Canon and downloaded the manual for a mid-range consumer camcorder - HF M400.
searched for "Slow". Refer to page 58.
Then Sony. HDR-CX260V/B.
Page 36. This camcorder also has "Smooth Slow Record", but only for a short burst so may not be useful to you.
Then Panasonic. HC-V500M.
Basically, all can. Start the scene playback, then pause. Then press the button to move forward at a slower speed. With the camcorder's built-in screen as small as it is, there may be benefit co connecting it to an external screen. An easy, portable way to do this is to use a portable DVD player (battery powered) that has "AV-In" capability. Connect the camcorder's AV-out to that... You will probably need to get a female-female RCA adapter to connect the cable from the camcorder to the cable from the DVD player's AV-In.

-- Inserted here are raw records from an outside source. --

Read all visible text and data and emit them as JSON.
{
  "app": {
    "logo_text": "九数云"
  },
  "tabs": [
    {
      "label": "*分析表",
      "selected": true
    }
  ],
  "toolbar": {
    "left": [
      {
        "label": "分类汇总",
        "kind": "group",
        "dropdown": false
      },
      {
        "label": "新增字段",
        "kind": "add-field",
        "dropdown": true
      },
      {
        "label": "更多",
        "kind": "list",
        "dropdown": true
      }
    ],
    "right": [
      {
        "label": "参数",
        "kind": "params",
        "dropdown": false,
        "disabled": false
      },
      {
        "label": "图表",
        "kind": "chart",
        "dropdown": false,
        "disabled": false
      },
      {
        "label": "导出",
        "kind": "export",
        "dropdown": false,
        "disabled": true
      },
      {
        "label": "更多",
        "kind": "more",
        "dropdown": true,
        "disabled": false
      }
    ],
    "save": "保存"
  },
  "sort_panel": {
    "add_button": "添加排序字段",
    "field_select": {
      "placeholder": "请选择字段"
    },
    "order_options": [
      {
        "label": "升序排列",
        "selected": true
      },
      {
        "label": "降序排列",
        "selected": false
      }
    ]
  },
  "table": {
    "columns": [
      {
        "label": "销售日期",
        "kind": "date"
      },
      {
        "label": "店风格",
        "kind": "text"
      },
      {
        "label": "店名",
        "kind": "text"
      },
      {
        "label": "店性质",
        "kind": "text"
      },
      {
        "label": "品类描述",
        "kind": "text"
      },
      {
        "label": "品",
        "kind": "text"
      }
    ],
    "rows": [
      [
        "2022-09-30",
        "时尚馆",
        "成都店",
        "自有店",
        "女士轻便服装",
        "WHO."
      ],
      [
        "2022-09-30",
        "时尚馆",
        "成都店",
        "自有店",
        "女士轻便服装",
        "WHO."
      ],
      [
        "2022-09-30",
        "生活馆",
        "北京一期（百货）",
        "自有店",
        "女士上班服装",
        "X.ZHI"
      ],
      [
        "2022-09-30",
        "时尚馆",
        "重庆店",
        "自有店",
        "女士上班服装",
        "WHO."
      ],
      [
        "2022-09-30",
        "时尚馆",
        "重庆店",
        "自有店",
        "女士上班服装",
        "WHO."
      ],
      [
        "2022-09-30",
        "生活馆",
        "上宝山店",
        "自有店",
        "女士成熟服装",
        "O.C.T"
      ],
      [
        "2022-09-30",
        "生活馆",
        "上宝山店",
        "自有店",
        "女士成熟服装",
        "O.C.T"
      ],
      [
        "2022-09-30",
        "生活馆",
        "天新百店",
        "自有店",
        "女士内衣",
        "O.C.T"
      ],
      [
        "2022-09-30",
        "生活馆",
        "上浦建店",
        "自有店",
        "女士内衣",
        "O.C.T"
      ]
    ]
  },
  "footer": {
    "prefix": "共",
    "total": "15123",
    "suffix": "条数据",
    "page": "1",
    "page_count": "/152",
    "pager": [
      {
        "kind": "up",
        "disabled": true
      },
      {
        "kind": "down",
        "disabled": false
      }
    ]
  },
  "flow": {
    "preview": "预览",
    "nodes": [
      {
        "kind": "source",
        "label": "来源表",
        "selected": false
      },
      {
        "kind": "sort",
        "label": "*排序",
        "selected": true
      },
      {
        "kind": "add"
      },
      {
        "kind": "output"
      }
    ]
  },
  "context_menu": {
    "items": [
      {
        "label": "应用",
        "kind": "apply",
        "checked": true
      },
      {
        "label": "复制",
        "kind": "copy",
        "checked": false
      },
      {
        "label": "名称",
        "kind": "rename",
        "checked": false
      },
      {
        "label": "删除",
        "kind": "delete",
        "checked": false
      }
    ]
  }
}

This uses a different angle. Rather than capture at 30 fps and playback at a slower frame rate, the GoPro cams can capture at a high frame rate and playback at 30 fps. See page 18. Basically, capture video at 48, 60 or 120 frames per second. Playback in the camcorder is 30 fps. However, see "Suggestions", below... 960-48 fps is probably the best video quality for slow motion capture - though 720-60 is a more standards-based combination. If you want to use the external portable DVD monitor tip, you will need to get the optional AV cable from GoPro.
* Do not capture video when the camcorder is handheld. Always use a tripod, chair... anything but not handheld.
* Record at highest video quality. This will be least video compression. Fast action and high compression video do not get along. By following the first suggestion, you limit movement. This is why you don't want to shoot handheld.
* If you are recording inside, add light. Otherwise, good, bright, sunshine should work great.